Published: January 19th 2011January 11th 2011
On top of the World
On Stop along the road to San Juan
Day 3 consisted of the ride of my life, literally! We attempted to find this coffee plantation because coffee is one of the island main agriculture exports and money revenue. But alas, we did not find it. Instead we go to take the ride through the mountains and all around them, allowing us, when not fearing of falling down the mountain side, to see how the landscape changed. As we went through the mountains, the landscape was lush and green. When we were more towards the south west end of the island, the orographic lifting gave way to a dryer climate, more lowlands and browner vegetation. On our way the San Juan, we transitioned from the mountainous interior to the costal lowlands. You began to see grazing lands rather than mountainous landscape.

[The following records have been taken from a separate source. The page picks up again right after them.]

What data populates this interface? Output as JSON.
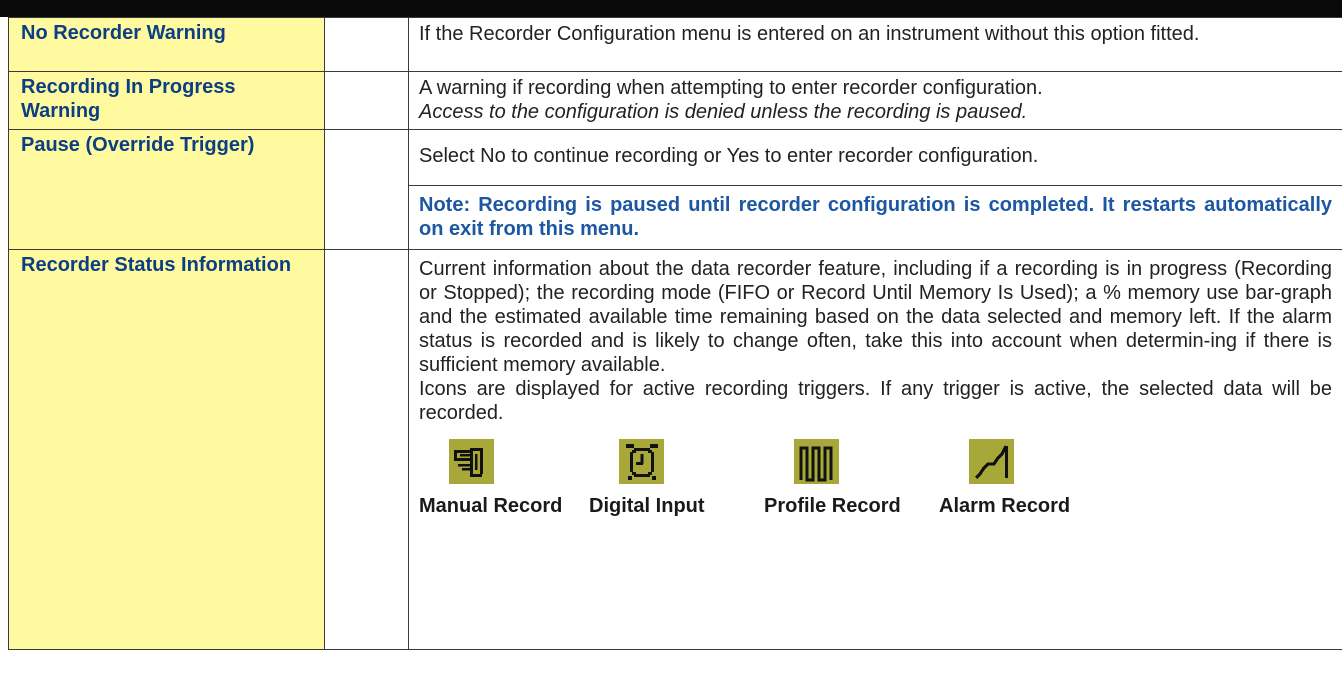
{
  "rows": [
    {
      "name": "No Recorder Warning",
      "desc": "If the Recorder Configuration menu is entered on an instrument without this option fitted."
    },
    {
      "name": "Recording In Progress Warning",
      "desc": "A warning if recording when attempting to enter recorder configuration.",
      "desc_italic": "Access to the configuration is denied unless the recording is paused."
    },
    {
      "name": "Pause (Override Trigger)",
      "desc": "Select No to continue recording or Yes to enter recorder configuration.",
      "note": "Note: Recording is paused until recorder configuration is completed. It restarts automatically on exit from this menu."
    },
    {
      "name": "Recorder Status Information",
      "desc": "Current information about the data recorder feature, including if a recording is in progress (Recording or Stopped); the recording mode (FIFO or Record Until Memory Is Used); a % memory use bar-graph and the estimated available time remaining based on the data selected and memory left. If the alarm status is recorded and is likely to change often, take this into account when determin-ing if there is sufficient memory available.",
      "desc2": "Icons are displayed for active recording triggers. If any trigger is active, the selected data will be recorded.",
      "icons": [
        {
          "label": "Manual Record",
          "icon": "hand-pointing-icon"
        },
        {
          "label": "Digital Input",
          "icon": "alarm-clock-icon"
        },
        {
          "label": "Profile Record",
          "icon": "square-wave-icon"
        },
        {
          "label": "Alarm Record",
          "icon": "ramp-alarm-icon"
        }
      ]
    }
  ],
  "colors": {
    "name_bg": "#fffaa0",
    "name_text": "#0b3f82",
    "note_text": "#1d57a3",
    "icon_bg": "#a8a83a"
  }
}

We did manage to make a stop at The Tibes Indigenous Ceremonial Center (Centro Ceremonial Indígena de Tibes) in Barrio Tibes, Ponce, Puerto Rico and was opened to the public in 1990. The Tibes Indigenous Ceremonial Center is one of the largest and most significant Indian sites in the Caribbean islands, and is the largest ceremonial site in Puerto Rico. In 1975, hurricane Eloisa passed near Puerto Rico

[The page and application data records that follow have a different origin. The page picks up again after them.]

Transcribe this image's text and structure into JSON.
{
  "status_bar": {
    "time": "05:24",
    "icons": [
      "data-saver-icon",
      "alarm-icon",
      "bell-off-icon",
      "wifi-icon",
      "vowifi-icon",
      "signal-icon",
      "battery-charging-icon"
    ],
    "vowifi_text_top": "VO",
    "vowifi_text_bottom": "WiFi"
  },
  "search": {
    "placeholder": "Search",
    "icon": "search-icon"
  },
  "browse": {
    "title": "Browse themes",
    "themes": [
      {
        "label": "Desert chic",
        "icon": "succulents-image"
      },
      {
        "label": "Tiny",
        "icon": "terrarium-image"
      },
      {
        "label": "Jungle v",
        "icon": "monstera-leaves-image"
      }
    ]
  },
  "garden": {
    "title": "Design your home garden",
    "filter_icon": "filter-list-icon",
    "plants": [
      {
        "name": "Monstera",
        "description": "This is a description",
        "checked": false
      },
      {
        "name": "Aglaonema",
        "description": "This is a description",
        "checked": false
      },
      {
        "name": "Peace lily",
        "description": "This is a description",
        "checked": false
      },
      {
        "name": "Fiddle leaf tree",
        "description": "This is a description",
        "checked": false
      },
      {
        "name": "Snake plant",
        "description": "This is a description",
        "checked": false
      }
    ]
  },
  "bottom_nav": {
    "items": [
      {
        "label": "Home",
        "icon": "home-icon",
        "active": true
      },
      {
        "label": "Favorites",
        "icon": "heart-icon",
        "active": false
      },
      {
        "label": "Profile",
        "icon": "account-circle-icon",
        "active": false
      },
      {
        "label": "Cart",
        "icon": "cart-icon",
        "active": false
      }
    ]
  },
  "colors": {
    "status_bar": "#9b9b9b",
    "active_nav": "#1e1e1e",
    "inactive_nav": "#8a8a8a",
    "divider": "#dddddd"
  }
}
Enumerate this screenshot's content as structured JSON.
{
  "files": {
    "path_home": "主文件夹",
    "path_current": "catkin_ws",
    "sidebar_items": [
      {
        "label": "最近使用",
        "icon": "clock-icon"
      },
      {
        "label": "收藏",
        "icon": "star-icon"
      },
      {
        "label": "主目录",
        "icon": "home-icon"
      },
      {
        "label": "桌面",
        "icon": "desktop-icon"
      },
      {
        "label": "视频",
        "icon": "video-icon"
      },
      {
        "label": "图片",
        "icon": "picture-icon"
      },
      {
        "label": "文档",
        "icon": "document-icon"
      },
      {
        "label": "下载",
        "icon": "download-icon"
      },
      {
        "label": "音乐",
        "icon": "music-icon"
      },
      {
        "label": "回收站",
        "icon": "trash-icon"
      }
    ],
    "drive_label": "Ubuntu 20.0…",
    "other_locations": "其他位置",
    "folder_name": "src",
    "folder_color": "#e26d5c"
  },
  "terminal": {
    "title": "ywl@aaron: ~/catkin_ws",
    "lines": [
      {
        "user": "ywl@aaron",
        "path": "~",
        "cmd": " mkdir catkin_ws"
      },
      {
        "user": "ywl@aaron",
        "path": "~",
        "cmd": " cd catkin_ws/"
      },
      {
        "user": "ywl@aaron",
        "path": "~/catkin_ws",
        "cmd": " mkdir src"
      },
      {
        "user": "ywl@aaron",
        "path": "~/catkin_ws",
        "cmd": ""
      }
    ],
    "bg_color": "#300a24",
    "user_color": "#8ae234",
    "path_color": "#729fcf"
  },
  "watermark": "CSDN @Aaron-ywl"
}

Another view from the road.
with torrential rains that caused massive flooding and discovery of remnants of indigenous cultures that had been buried over time and were uncovered by the flooding. It was discovered to be a site of ceremonial games such as the ball game, called "Batey", was played in the ceremonial ball court. Skeletal bones, pottery, and many other objects where found at this site. It was also discovered that after a number of years, the site was vacated. The reasons as to why where never discovered but many different theories arose such as the decline of the Taino people dwindled quickly with the arrival of the Spaniards. This native group of people lived in small, clean villages of neatly appointed thatch dwellings along rivers inland and on the coasts.

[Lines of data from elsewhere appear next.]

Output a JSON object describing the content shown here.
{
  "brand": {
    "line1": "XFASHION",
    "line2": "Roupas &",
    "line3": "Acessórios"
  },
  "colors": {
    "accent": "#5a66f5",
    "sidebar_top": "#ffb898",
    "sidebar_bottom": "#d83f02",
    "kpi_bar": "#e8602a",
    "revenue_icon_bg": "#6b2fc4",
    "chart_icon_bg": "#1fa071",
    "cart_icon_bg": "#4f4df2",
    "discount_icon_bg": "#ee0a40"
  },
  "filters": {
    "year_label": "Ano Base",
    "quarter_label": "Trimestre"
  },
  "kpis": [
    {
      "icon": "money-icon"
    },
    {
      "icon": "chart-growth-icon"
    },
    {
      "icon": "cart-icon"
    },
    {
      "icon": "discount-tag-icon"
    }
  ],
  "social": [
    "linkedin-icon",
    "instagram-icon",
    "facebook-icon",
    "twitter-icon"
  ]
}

The Taino society was thought to be a gentle culture, characterized by happiness, friendliness and a highly organized hierarchical and paternal society. Evidence directed scholars to believe they lived in large farming communities throughout the Greater Antilles. Their villages were governed by chieftains, or caciques. The cacique's function was to keep the welfare of the village by assigning daily work and making sure everyone got an equal share. The Taino had a developed
From Jungle to City
system of agriculture which was environmentally friendly and almost maintenance free. The site we visited was a communal site of ceremony, not a living space. But it still had artifacts and bones discovered and now displayed in the museum.
There are more photos below